• RECORDS SUPPLIED
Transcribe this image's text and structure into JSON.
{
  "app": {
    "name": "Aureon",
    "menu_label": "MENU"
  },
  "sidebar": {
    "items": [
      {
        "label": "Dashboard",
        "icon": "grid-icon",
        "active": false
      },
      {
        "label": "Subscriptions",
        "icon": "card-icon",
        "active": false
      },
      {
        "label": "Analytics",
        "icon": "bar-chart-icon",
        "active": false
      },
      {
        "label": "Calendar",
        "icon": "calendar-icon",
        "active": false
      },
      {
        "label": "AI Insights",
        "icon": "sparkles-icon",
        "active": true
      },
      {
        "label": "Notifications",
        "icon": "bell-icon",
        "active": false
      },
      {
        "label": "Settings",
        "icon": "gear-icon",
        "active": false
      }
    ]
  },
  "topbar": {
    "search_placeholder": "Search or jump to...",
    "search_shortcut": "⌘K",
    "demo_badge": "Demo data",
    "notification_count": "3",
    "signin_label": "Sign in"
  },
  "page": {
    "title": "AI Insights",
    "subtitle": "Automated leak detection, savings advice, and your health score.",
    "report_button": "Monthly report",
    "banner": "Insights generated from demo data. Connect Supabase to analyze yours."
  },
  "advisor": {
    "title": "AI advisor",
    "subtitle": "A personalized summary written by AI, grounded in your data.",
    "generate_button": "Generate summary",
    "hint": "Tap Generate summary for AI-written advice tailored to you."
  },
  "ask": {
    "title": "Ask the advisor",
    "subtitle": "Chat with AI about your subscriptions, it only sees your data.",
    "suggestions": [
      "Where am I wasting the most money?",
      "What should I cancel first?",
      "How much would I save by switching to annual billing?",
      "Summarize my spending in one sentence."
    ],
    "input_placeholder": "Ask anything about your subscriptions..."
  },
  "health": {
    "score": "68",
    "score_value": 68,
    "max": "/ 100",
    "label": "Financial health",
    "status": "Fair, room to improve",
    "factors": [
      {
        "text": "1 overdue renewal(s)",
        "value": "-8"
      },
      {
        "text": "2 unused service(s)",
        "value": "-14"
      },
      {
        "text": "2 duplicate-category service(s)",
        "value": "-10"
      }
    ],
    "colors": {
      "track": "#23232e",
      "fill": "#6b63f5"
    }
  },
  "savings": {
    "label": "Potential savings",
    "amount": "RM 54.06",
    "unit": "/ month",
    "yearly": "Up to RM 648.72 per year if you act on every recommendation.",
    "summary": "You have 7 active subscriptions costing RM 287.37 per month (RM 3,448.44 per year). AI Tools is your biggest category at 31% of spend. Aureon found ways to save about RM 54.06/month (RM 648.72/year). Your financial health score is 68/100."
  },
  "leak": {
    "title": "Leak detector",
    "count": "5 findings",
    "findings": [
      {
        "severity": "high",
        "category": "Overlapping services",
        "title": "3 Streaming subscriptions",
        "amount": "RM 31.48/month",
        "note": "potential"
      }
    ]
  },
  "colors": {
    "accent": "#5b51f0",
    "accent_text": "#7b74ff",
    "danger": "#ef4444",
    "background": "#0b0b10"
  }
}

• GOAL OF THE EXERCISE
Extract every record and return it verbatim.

• ANSWER TO THE EXERCISE
Transcribe this image's text and structure into JSON.
{
  "app": {
    "name": "Aureon",
    "menu_label": "MENU"
  },
  "sidebar": {
    "items": [
      {
        "label": "Dashboard",
        "icon": "grid-icon",
        "active": false
      },
      {
        "label": "Subscriptions",
        "icon": "card-icon",
        "active": false
      },
      {
        "label": "Analytics",
        "icon": "bar-chart-icon",
        "active": false
      },
      {
        "label": "Calendar",
        "icon": "calendar-icon",
        "active": false
      },
      {
        "label": "AI Insights",
        "icon": "sparkles-icon",
        "active": true
      },
      {
        "label": "Notifications",
        "icon": "bell-icon",
        "active": false
      },
      {
        "label": "Settings",
        "icon": "gear-icon",
        "active": false
      }
    ]
  },
  "topbar": {
    "search_placeholder": "Search or jump to...",
    "search_shortcut": "⌘K",
    "demo_badge": "Demo data",
    "notification_count": "3",
    "signin_label": "Sign in"
  },
  "page": {
    "title": "AI Insights",
    "subtitle": "Automated leak detection, savings advice, and your health score.",
    "report_button": "Monthly report",
    "banner": "Insights generated from demo data. Connect Supabase to analyze yours."
  },
  "advisor": {
    "title": "AI advisor",
    "subtitle": "A personalized summary written by AI, grounded in your data.",
    "generate_button": "Generate summary",
    "hint": "Tap Generate summary for AI-written advice tailored to you."
  },
  "ask": {
    "title": "Ask the advisor",
    "subtitle": "Chat with AI about your subscriptions, it only sees your data.",
    "suggestions": [
      "Where am I wasting the most money?",
      "What should I cancel first?",
      "How much would I save by switching to annual billing?",
      "Summarize my spending in one sentence."
    ],
    "input_placeholder": "Ask anything about your subscriptions..."
  },
  "health": {
    "score": "68",
    "score_value": 68,
    "max": "/ 100",
    "label": "Financial health",
    "status": "Fair, room to improve",
    "factors": [
      {
        "text": "1 overdue renewal(s)",
        "value": "-8"
      },
      {
        "text": "2 unused service(s)",
        "value": "-14"
      },
      {
        "text": "2 duplicate-category service(s)",
        "value": "-10"
      }
    ],
    "colors": {
      "track": "#23232e",
      "fill": "#6b63f5"
    }
  },
  "savings": {
    "label": "Potential savings",
    "amount": "RM 54.06",
    "unit": "/ month",
    "yearly": "Up to RM 648.72 per year if you act on every recommendation.",
    "summary": "You have 7 active subscriptions costing RM 287.37 per month (RM 3,448.44 per year). AI Tools is your biggest category at 31% of spend. Aureon found ways to save about RM 54.06/month (RM 648.72/year). Your financial health score is 68/100."
  },
  "leak": {
    "title": "Leak detector",
    "count": "5 findings",
    "findings": [
      {
        "severity": "high",
        "category": "Overlapping services",
        "title": "3 Streaming subscriptions",
        "amount": "RM 31.48/month",
        "note": "potential"
      }
    ]
  },
  "colors": {
    "accent": "#5b51f0",
    "accent_text": "#7b74ff",
    "danger": "#ef4444",
    "background": "#0b0b10"
  }
}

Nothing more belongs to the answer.